Methyl mercury and inorganic mercury were demonstrated in both the 2-h and 20-h PVCB extracts in similar amounts, indicating that both methyl mercury and inorganic mercury are present when infection is present, and that 2 h is sufficient time for alkaline extraction of both. The PVC was extracted for 2 h, and again both methyl mercury and inorganic mercury were demonstrated. Methyl mercury was found again on the amalgam 2-h extract. This finding indicates that methyl mercury is being generated in the mouth in association with amalgam fillings and infection, and some of it is tightly bound to the amalgam filling itself.
No methyl mercury was found in the amalgam blank control (Table I ) although inorganic mercury was demonstrated. This control specimen had never been used as a filling, indicating that methyl mercury was not detected on freshly titurated amalgam.
METHYL MERCURY IN DENTAL AMALGAMS
"Methyl mercury readily passes through physiological barriers such as the blood-brain barrier, blood-testes barrier and placenta, in contrast to the inorganic forms. Thus, methyl mercury is much more likely to target the nervous system, testes and developing embryo/fetus. The principal target organ for methyl mercury is the brain. It causes less dramatic lesions in the liver and kidneys" . Possible mechanisms for the formation of methyl mercury include salty foods and acid foods such as citrus. The soaking by solutions of sodium chloride and/or weak acids provides a mechanism for corrosion of amalgam, releasing metallic mercury in the oral cavity 111-15]. Moreover, the influence of microbes in the mouth may convert metallic mercury to organic mercury. Dental infectious foci seem to be a factor that enhances the degree of mercury toxicity [1~191. Galvanic current owing to the presence of dental amalgams could be the driving force for the oxidation of metallic - mercury according to the classical Nernst equation .
Our findings indicate that a small amount of methyl mercury is bound tightly to the nearby metal (bridge alloy or amalgam) surfaces and porcelain veneer.

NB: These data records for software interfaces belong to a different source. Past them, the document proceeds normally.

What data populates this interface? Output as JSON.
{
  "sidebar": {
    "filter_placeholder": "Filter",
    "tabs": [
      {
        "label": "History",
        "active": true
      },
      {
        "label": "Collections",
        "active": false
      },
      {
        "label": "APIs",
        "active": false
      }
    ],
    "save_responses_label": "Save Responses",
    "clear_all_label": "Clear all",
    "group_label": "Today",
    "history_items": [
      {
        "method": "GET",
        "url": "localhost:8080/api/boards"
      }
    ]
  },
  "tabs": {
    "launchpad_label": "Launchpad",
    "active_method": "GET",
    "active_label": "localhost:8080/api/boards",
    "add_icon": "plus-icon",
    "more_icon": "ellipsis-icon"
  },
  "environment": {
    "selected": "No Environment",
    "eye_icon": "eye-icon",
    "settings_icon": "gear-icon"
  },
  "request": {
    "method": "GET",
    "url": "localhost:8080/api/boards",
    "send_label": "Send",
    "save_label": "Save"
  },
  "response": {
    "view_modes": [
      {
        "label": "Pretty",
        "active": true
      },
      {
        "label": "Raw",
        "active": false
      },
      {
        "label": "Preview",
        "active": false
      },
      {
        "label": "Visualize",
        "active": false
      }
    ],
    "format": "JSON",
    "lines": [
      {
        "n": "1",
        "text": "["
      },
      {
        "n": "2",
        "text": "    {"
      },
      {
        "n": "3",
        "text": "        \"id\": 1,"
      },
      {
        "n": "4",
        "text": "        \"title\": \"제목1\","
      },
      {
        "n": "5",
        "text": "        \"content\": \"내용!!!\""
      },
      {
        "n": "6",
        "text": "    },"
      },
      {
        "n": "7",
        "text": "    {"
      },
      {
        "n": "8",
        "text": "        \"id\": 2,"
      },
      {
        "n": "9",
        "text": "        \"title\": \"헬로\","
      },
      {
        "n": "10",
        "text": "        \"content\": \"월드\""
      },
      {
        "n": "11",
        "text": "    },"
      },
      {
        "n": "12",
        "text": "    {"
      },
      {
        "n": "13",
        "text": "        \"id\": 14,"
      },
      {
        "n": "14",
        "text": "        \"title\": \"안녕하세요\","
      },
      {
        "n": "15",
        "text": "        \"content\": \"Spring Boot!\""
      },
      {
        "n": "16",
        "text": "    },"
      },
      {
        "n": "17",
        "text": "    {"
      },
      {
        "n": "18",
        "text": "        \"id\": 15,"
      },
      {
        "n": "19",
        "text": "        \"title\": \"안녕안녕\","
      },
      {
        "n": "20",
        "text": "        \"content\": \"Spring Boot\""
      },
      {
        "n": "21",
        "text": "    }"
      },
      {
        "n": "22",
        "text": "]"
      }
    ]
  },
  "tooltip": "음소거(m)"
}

How much additional methyl mercury is being absorbed directly through the mucous membranes of the mouth or swallowed and absorbed through the gastrointestinal tract to be subsequently taken into somatic cells is unknown. The purpose of this paper is to report the finding.
Further investigation is needed to determine if these small amounts of methyl mercury are significant. So far, nobody knows the relationship. A possible mechanism for the generation of methyl mercury species is as follows.
Mercury has three stable oxidation states: metallic mercury is the zero oxidation state. The mercurous ion is the + I oxidation state and the mercuric ion is the + 2 oxidation state. In addition to these inorganic states, mercury can exist as organometallic compounds. Of interest in this paper are the monomethyl mercury ion with a + 1 charge and dimethyl mercury. Because of the many species (forms) of mercury, speciation is necessary. Elemental mercury is released from the dental amalgam, then oxidized by oxygen and/or galvanic currents in the mouth, then the ionic mercury is methylated by bacterial action, enzymes and/or sulphydral groups.
Under the conditions of infections associated with dental amalgams, methyl mercury is generated in the mouth and very small amounts of it are tightly bound to the surface structure of metal in the PVCB and amalgam, and to the PVC itself. How much additional methyl mercury is being absorbed directly through the mucous membranes and accumulating systemically is unknown, but it appears that at least some of it must contribute to the total body burden of mercury. Further study and confirmation of these observations are clearly indicated.
 International Programme on Chemical Safety (IPCS). WHO Task Group on Organization, Geneva, 1990.